◆ **Task requirements**: Could you repeat the records shown below exactly as written?

◆ **Listed entries**:
§
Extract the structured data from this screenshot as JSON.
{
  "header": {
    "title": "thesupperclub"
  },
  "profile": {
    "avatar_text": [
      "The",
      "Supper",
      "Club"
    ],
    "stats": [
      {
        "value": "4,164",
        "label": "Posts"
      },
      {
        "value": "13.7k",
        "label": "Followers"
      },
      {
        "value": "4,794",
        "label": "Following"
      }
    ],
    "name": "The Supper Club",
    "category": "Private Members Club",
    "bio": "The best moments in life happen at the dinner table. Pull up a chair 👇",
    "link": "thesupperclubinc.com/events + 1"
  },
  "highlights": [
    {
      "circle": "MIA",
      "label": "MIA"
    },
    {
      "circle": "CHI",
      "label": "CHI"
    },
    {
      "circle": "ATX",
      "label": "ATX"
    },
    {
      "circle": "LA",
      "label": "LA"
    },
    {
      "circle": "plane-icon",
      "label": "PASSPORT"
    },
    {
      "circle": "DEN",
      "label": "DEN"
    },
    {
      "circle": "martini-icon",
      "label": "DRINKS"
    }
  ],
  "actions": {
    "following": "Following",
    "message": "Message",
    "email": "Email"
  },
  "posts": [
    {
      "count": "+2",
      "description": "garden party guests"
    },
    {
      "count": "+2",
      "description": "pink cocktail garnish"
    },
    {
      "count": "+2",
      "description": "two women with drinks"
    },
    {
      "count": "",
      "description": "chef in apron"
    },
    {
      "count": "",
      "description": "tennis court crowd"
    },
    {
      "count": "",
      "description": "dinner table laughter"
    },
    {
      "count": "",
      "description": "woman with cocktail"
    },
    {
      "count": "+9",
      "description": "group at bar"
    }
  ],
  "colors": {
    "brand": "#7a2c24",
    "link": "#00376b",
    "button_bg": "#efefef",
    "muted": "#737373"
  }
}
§
◆ **Your response**:
Extract the structured data from this screenshot as JSON.
{
  "header": {
    "title": "thesupperclub"
  },
  "profile": {
    "avatar_text": [
      "The",
      "Supper",
      "Club"
    ],
    "stats": [
      {
        "value": "4,164",
        "label": "Posts"
      },
      {
        "value": "13.7k",
        "label": "Followers"
      },
      {
        "value": "4,794",
        "label": "Following"
      }
    ],
    "name": "The Supper Club",
    "category": "Private Members Club",
    "bio": "The best moments in life happen at the dinner table. Pull up a chair 👇",
    "link": "thesupperclubinc.com/events + 1"
  },
  "highlights": [
    {
      "circle": "MIA",
      "label": "MIA"
    },
    {
      "circle": "CHI",
      "label": "CHI"
    },
    {
      "circle": "ATX",
      "label": "ATX"
    },
    {
      "circle": "LA",
      "label": "LA"
    },
    {
      "circle": "plane-icon",
      "label": "PASSPORT"
    },
    {
      "circle": "DEN",
      "label": "DEN"
    },
    {
      "circle": "martini-icon",
      "label": "DRINKS"
    }
  ],
  "actions": {
    "following": "Following",
    "message": "Message",
    "email": "Email"
  },
  "posts": [
    {
      "count": "+2",
      "description": "garden party guests"
    },
    {
      "count": "+2",
      "description": "pink cocktail garnish"
    },
    {
      "count": "+2",
      "description": "two women with drinks"
    },
    {
      "count": "",
      "description": "chef in apron"
    },
    {
      "count": "",
      "description": "tennis court crowd"
    },
    {
      "count": "",
      "description": "dinner table laughter"
    },
    {
      "count": "",
      "description": "woman with cocktail"
    },
    {
      "count": "+9",
      "description": "group at bar"
    }
  ],
  "colors": {
    "brand": "#7a2c24",
    "link": "#00376b",
    "button_bg": "#efefef",
    "muted": "#737373"
  }
}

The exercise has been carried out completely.